I lingered by the door, waiting for Annabelle to conclude her business, and I saw that the numbers were punctuated with a kind of chorus. Several screens of small type- face numbers in columns would be followed by a series of single, large-face numbers: 0 1 1 2 3 5 8 13 21 34 55 89 144 233 377 610. And then the columns would begin again.

Annabelle escorted her last customers to the door and invited me inside. The store was nearly empty except for some folding chairs and a table with an hourglass holding down some sheets of paper in the middle. Behind the counter were three computer screens with more numbers going. A large trash can sat against the wall, filled with discarded printouts. Annabelle was dressed not in the flowing robes of the fortune teller, but in a leather miniskirt, boots, and a sweater made of what appeared to be yellow ostrich feathers. Not contemporary, but not traditional, either. Her smile, however, was dazzling, and she greeted me warmly, indicating a seat at the table.

I went right to the point: "So what are you selling?"

"Insurance," she said.

"Life insurance?" I wondered why the crowd of eager teenagers would want insurance.

"Yes, only the reverse of the way you mean it," she said. "Think of this, if you will. Most Americans insure themselves when they are old, against all kinds of things, death, illness, interruptions in mortgage payments. But the things which happen to the young are important too, perhaps more critical. It makes good sense to have insurance against the wrong thing happening.   You have to look out for the telescoping sum."

"Can you give me an example?" I asked, still a bit mystified.

Annabelle pulled a couple of the papers from under the hourglass. "Let's take this illustration. Here's one option that the customer did not take up. This young woman wanted insurance against her boyfriend breaking up with her. By the way, would you like some crackers and cheese? I am amply supplied."

"No thanks." I was more interested in this insurance game, for the moment. "Why would a young girl pay you money--they do pay money?--for this? You don't have any control over her boyfriend."

"Whyever not? Your life insurance company knows you are going to die, and so do you. You pay them. Your auto insurance company doesn't have any control over whether or not you get in an accident. You pay them. "

I objected that I only hoped to cover the cost of the auto repairs, damages to other parties.

"Exactly so. But what you are gambling on is that you will have money to compensate for the effects of the accident, yes?" She said.  "And so, my customers want the same, only they are taking different risks."

"This girl here, the one with the boyfriend, why didn't she buy the insurance, then?"

"She will be back." Annabelle swooped behind the counter and produced a plate of snacks, began munching on some gouda. "She thinks the price is too high just now." I asked her how she determined the price.

"Oh, the customers actually decide how much coverage they want and for how long. This customer feels a brand new jeep would compensate."

"Why doesn't she just buy the car?"

"She doesn't have even close to enough money for a new one; that's why she wants insurance.  She can play the odds."

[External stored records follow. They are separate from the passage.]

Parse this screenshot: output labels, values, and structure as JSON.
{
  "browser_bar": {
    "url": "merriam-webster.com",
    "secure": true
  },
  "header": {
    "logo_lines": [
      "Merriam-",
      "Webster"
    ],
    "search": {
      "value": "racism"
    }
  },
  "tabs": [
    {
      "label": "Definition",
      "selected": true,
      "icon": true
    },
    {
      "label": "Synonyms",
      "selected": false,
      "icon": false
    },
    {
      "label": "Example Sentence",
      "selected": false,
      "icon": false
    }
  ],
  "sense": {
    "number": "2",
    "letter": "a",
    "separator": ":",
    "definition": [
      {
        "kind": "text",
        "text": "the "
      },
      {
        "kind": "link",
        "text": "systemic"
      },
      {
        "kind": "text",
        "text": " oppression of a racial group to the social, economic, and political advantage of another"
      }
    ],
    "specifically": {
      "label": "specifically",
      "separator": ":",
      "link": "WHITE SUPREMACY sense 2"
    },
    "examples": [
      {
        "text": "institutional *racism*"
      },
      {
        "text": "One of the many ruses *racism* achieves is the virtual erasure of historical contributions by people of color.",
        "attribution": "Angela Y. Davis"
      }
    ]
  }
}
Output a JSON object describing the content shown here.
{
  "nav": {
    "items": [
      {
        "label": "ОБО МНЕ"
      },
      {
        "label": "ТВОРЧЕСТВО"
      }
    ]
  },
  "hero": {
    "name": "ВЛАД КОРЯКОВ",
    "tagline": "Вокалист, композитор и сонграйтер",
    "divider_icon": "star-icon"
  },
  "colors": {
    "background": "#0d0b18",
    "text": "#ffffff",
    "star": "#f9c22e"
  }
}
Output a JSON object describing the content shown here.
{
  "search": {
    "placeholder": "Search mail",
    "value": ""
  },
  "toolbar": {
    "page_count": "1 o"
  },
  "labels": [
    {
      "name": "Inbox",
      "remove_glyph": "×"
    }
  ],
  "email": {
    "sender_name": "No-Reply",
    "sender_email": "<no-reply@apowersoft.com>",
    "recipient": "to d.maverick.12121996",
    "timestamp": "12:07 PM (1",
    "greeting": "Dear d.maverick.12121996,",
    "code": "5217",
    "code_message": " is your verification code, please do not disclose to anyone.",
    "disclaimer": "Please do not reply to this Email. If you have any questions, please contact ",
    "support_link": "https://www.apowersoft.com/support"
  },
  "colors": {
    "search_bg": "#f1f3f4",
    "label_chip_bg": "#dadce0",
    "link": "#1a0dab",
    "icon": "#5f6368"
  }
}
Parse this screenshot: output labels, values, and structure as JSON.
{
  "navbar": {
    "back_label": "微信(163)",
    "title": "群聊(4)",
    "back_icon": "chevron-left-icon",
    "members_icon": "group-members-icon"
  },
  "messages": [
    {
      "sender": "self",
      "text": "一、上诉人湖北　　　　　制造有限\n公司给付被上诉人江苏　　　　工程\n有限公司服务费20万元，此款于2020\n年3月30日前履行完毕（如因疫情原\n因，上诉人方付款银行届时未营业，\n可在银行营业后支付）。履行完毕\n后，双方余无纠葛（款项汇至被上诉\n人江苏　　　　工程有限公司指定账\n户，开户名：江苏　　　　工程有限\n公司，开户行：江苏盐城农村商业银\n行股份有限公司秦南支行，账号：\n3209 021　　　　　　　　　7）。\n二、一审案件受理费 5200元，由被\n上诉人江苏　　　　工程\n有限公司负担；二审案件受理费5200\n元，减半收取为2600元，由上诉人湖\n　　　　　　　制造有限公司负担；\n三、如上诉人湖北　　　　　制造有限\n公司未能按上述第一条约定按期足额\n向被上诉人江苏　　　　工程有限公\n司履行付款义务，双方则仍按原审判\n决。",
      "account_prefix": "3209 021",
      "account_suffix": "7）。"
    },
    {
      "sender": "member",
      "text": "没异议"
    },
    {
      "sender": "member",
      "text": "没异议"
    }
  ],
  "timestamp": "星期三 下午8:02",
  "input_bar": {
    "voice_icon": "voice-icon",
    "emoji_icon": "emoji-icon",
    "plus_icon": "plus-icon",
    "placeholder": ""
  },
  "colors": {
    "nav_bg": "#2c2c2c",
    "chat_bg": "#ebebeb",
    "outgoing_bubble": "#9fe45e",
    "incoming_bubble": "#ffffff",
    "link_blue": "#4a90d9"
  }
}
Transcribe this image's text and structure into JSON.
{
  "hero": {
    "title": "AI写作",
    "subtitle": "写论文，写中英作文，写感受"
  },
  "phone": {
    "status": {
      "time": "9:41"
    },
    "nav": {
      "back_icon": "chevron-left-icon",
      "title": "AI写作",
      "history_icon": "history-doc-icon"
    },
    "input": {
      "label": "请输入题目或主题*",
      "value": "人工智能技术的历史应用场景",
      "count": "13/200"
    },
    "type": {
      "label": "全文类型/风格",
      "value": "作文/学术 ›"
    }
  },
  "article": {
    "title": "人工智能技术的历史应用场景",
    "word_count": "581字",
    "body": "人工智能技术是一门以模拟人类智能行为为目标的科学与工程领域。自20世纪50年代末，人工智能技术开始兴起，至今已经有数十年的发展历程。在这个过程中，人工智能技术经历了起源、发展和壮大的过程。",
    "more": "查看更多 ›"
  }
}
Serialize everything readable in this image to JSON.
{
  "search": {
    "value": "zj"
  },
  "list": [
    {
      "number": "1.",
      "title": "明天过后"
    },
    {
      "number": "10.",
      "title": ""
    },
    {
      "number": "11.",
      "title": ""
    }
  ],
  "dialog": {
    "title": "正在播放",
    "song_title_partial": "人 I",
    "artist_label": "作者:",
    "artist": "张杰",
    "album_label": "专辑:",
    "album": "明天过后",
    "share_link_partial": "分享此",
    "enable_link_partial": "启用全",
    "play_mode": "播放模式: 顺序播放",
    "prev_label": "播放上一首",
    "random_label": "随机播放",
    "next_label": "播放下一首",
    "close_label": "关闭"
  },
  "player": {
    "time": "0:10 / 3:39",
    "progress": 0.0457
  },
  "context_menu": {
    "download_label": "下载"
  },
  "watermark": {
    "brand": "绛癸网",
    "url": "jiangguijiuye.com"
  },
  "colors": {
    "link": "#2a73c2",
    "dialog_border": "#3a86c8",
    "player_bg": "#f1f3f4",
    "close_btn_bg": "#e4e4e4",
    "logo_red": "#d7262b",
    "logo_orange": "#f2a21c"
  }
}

I imagined that Annabelle looked closely at my battered brief case, the old tape recorder. 

And how, I asked, are the odds figured?

"It's all done by computer."

She waved a couple of crumb-covered fingers. She said she was tired, long day, and invited me to come back during business hours, early if possible, and become a customer.

"How much were you going to charge her?"

"Four thousand,"  She said, and let me through the back hallway, past a door with numbers and sunflowers painted on it, out into the parking lot.  I imagined the stars spiraling above, keeping their own rhythm.